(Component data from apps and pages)
※ ※ ※

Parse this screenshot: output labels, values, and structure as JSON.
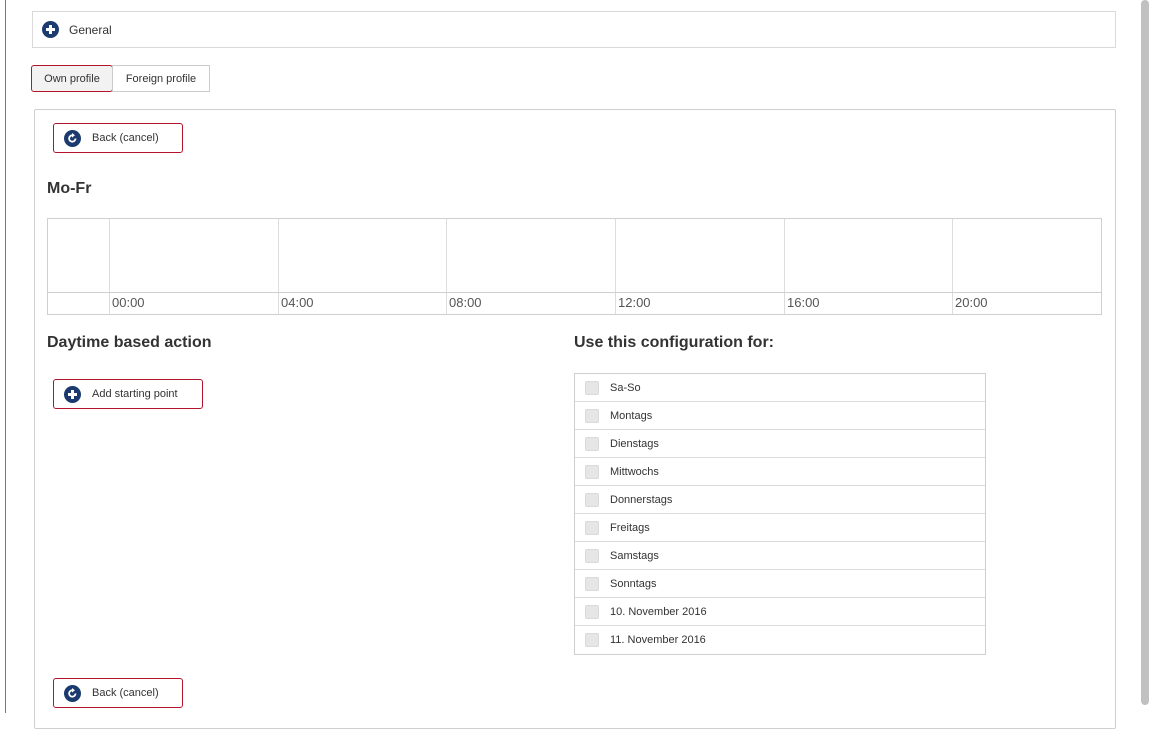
{
  "general": {
    "label": "General",
    "icon": "plus-circle-icon"
  },
  "tabs": [
    {
      "label": "Own profile",
      "active": true
    },
    {
      "label": "Foreign profile",
      "active": false
    }
  ],
  "buttons": {
    "back_top": "Back (cancel)",
    "back_bottom": "Back (cancel)",
    "add_starting_point": "Add starting point"
  },
  "schedule": {
    "title": "Mo-Fr",
    "time_labels": [
      "00:00",
      "04:00",
      "08:00",
      "12:00",
      "16:00",
      "20:00"
    ]
  },
  "daytime_section": {
    "title": "Daytime based action"
  },
  "config_section": {
    "title": "Use this configuration for:",
    "options": [
      {
        "label": "Sa-So",
        "checked": false
      },
      {
        "label": "Montags",
        "checked": false
      },
      {
        "label": "Dienstags",
        "checked": false
      },
      {
        "label": "Mittwochs",
        "checked": false
      },
      {
        "label": "Donnerstags",
        "checked": false
      },
      {
        "label": "Freitags",
        "checked": false
      },
      {
        "label": "Samstags",
        "checked": false
      },
      {
        "label": "Sonntags",
        "checked": false
      },
      {
        "label": "10. November 2016",
        "checked": false
      },
      {
        "label": "11. November 2016",
        "checked": false
      }
    ]
  },
  "colors": {
    "accent_border": "#b3132b",
    "icon": "#1b3a6e"
  }
}
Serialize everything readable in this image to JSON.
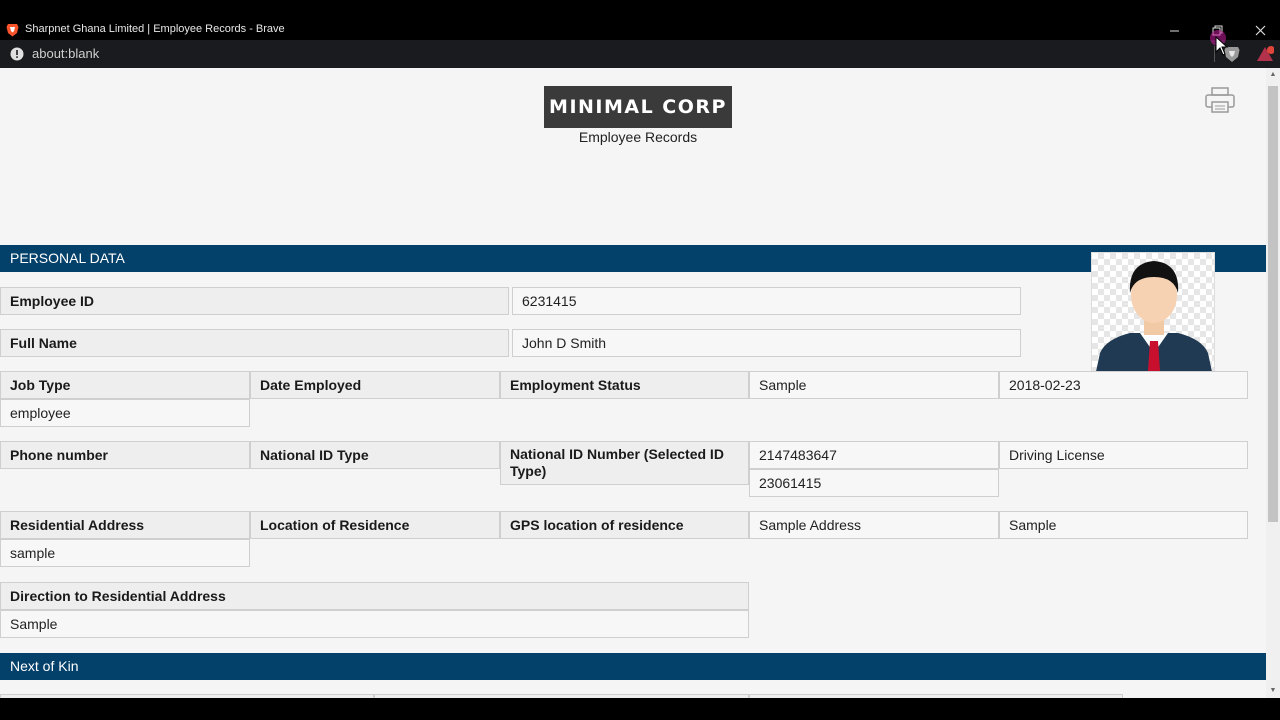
{
  "window": {
    "title": "Sharpnet Ghana Limited | Employee Records - Brave"
  },
  "addressbar": {
    "url": "about:blank"
  },
  "header": {
    "logo_text": "MINIMAL CORP",
    "subtitle": "Employee Records"
  },
  "sections": {
    "personal": "PERSONAL DATA",
    "kin": "Next of Kin"
  },
  "fields": {
    "employee_id": {
      "label": "Employee ID",
      "value": "6231415"
    },
    "full_name": {
      "label": "Full Name",
      "value": "John D Smith"
    },
    "job_type": {
      "label": "Job Type",
      "value": "employee"
    },
    "date_employed": {
      "label": "Date Employed"
    },
    "employment_status": {
      "label": "Employment Status",
      "value": "Sample"
    },
    "date_value": "2018-02-23",
    "phone": {
      "label": "Phone number"
    },
    "national_id_type": {
      "label": "National ID Type"
    },
    "national_id_number": {
      "label": "National ID Number (Selected ID Type)",
      "value1": "2147483647",
      "value2": "23061415"
    },
    "id_type_value": "Driving License",
    "residential_address": {
      "label": "Residential Address",
      "value": "sample"
    },
    "location_of_residence": {
      "label": "Location of Residence"
    },
    "gps_location": {
      "label": "GPS location of residence",
      "value": "Sample Address"
    },
    "gps_value2": "Sample",
    "direction": {
      "label": "Direction to Residential Address",
      "value": "Sample"
    }
  },
  "colors": {
    "section_bar": "#03406a",
    "logo_bg": "#3a3a3a"
  }
}
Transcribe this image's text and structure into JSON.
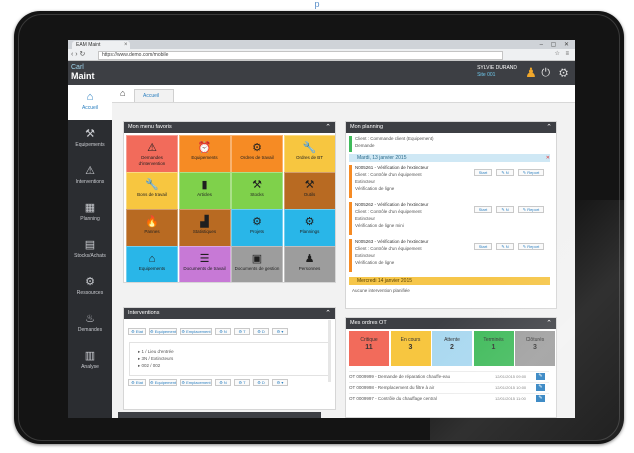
{
  "caption": "p",
  "browser": {
    "tab_label": "EAM Maint",
    "url": "https://www.demo.com/mobile",
    "win_controls": "– ▢ ✕",
    "nav_icons": "‹ › ↻",
    "toolbar_icons": "☆ ≡"
  },
  "header": {
    "logo_top": "Carl",
    "logo_main": "Maint",
    "user_name": "SYLVIE DURAND",
    "user_sub": "Site 001",
    "icons": "⏻ ⚙"
  },
  "sidebar": {
    "items": [
      {
        "icon": "⌂",
        "label": "Accueil"
      },
      {
        "icon": "⚒",
        "label": "Equipements"
      },
      {
        "icon": "⚠",
        "label": "Interventions"
      },
      {
        "icon": "▦",
        "label": "Planning"
      },
      {
        "icon": "▤",
        "label": "Stocks/Achats"
      },
      {
        "icon": "⚙",
        "label": "Ressources"
      },
      {
        "icon": "♨",
        "label": "Demandes"
      },
      {
        "icon": "▥",
        "label": "Analyse"
      }
    ]
  },
  "tabs": {
    "home_icon": "⌂",
    "active_tab": "Accueil"
  },
  "menu_panel": {
    "title": "Mon menu favoris",
    "caret": "⌃",
    "tiles": [
      {
        "label": "Demandes d'intervention",
        "icon": "⚠",
        "color": "#f26b5b"
      },
      {
        "label": "Equipements",
        "icon": "⏰",
        "color": "#f68b24"
      },
      {
        "label": "Ordres de travail",
        "icon": "⚙",
        "color": "#f68b24"
      },
      {
        "label": "Ordres de BT",
        "icon": "🔧",
        "color": "#f7c640"
      },
      {
        "label": "Bons de travail",
        "icon": "🔧",
        "color": "#f7c640"
      },
      {
        "label": "Articles",
        "icon": "▮",
        "color": "#7fd14b"
      },
      {
        "label": "Stocks",
        "icon": "⚒",
        "color": "#7fd14b"
      },
      {
        "label": "Outils",
        "icon": "⚒",
        "color": "#b86a22"
      },
      {
        "label": "Pannes",
        "icon": "🔥",
        "color": "#b86a22"
      },
      {
        "label": "Statistiques",
        "icon": "▟",
        "color": "#b86a22"
      },
      {
        "label": "Projets",
        "icon": "⚙",
        "color": "#29b6e8"
      },
      {
        "label": "Plannings",
        "icon": "⚙",
        "color": "#29b6e8"
      },
      {
        "label": "Equipements",
        "icon": "⌂",
        "color": "#29b6e8"
      },
      {
        "label": "Documents de travail",
        "icon": "☰",
        "color": "#c779d6"
      },
      {
        "label": "Documents de gestion",
        "icon": "▣",
        "color": "#9d9d9d"
      },
      {
        "label": "Personnes",
        "icon": "♟",
        "color": "#9d9d9d"
      }
    ]
  },
  "planning_panel": {
    "title": "Mon planning",
    "caret": "⌃",
    "top_note": "Client : Commande client (Equipement)",
    "top_sub": "Demande",
    "date1": "Mardi, 13 janvier 2015",
    "close_icon": "✕",
    "entries": [
      {
        "title": "N005261 - Vérification de l'extincteur",
        "line2": "Client : Contrôle d'un équipement",
        "line3": "Extincteur",
        "line4": "Vérification de ligne"
      },
      {
        "title": "N005262 - Vérification de l'extincteur",
        "line2": "Client : Contrôle d'un équipement",
        "line3": "Extincteur",
        "line4": "Vérification de ligne mini"
      },
      {
        "title": "N005263 - Vérification de l'extincteur",
        "line2": "Client : Contrôle d'un équipement",
        "line3": "Extincteur",
        "line4": "Vérification de ligne"
      }
    ],
    "btn_start": "Start",
    "btn_mid": "✎ N",
    "btn_report": "✎ Report",
    "date2": "Mercredi 14 janvier 2015",
    "bottom_note": "Aucune intervention planifiée"
  },
  "interventions_panel": {
    "title": "Interventions",
    "caret": "⌃",
    "buttons": [
      "⚙ Etat",
      "⚙ Equipement",
      "⚙ Emplacement",
      "⚙ N",
      "⚙ T",
      "⚙ D",
      "⚙ ▾"
    ],
    "items": [
      "▸ 1 / Lieu d'entrée",
      "▸ 3N / Extincteurs",
      "▸ 002 / 002"
    ]
  },
  "ot_panel": {
    "title": "Mes ordres OT",
    "caret": "⌃",
    "boxes": [
      {
        "label": "Critique",
        "value": "11",
        "color": "#f26b5b"
      },
      {
        "label": "En cours",
        "value": "3",
        "color": "#f7c640"
      },
      {
        "label": "Attente",
        "value": "2",
        "color": "#a9d8f0"
      },
      {
        "label": "Terminés",
        "value": "1",
        "color": "#3fba5a"
      },
      {
        "label": "Clôturés",
        "value": "3",
        "color": "#9d9d9d"
      }
    ],
    "rows": [
      {
        "text": "OT 0009999 - Demande de réparation chauffe-eau",
        "date": "12/01/2015 09:00",
        "btn": "✎"
      },
      {
        "text": "OT 0009998 - Remplacement du filtre à air",
        "date": "12/01/2015 10:00",
        "btn": "✎"
      },
      {
        "text": "OT 0009997 - Contrôle du chauffage central",
        "date": "12/01/2015 11:00",
        "btn": "✎"
      }
    ]
  }
}
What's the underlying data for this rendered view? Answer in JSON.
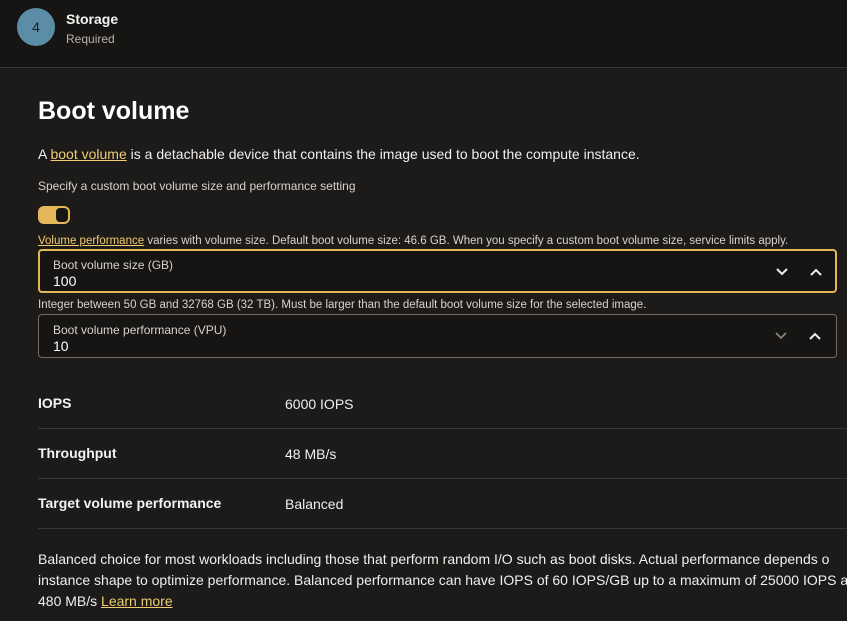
{
  "step": {
    "number": "4",
    "title": "Storage",
    "subtitle": "Required"
  },
  "section": {
    "title": "Boot volume",
    "description_prefix": "A ",
    "description_link": "boot volume",
    "description_suffix": " is a detachable device that contains the image used to boot the compute instance.",
    "toggle_label": "Specify a custom boot volume size and performance setting",
    "toggle_on": true,
    "perf_link": "Volume performance",
    "perf_note": " varies with volume size. Default boot volume size: 46.6 GB. When you specify a custom boot volume size, service limits apply."
  },
  "size_field": {
    "label": "Boot volume size (GB)",
    "value": "100"
  },
  "size_hint": "Integer between 50 GB and 32768 GB (32 TB). Must be larger than the default boot volume size for the selected image.",
  "vpu_field": {
    "label": "Boot volume performance (VPU)",
    "value": "10"
  },
  "metrics": [
    {
      "label": "IOPS",
      "value": "6000 IOPS"
    },
    {
      "label": "Throughput",
      "value": "48 MB/s"
    },
    {
      "label": "Target volume performance",
      "value": "Balanced"
    }
  ],
  "footer": {
    "line1": "Balanced choice for most workloads including those that perform random I/O such as boot disks. Actual performance depends o",
    "line2": "instance shape to optimize performance. Balanced performance can have IOPS of 60 IOPS/GB up to a maximum of 25000 IOPS a",
    "line3_prefix": "480 MB/s ",
    "learn_more": "Learn more"
  },
  "colors": {
    "accent": "#e3b75a",
    "link": "#f0cc71",
    "step_circle": "#5b8ea6"
  }
}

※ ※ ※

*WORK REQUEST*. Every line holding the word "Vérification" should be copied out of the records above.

*ANSWER SECTION*.
        "title": "N005261 - Vérification de l'extincteur",
        "line4": "Vérification de ligne"
        "title": "N005262 - Vérification de l'extincteur",
        "line4": "Vérification de ligne mini"
        "title": "N005263 - Vérification de l'extincteur",
        "line4": "Vérification de ligne"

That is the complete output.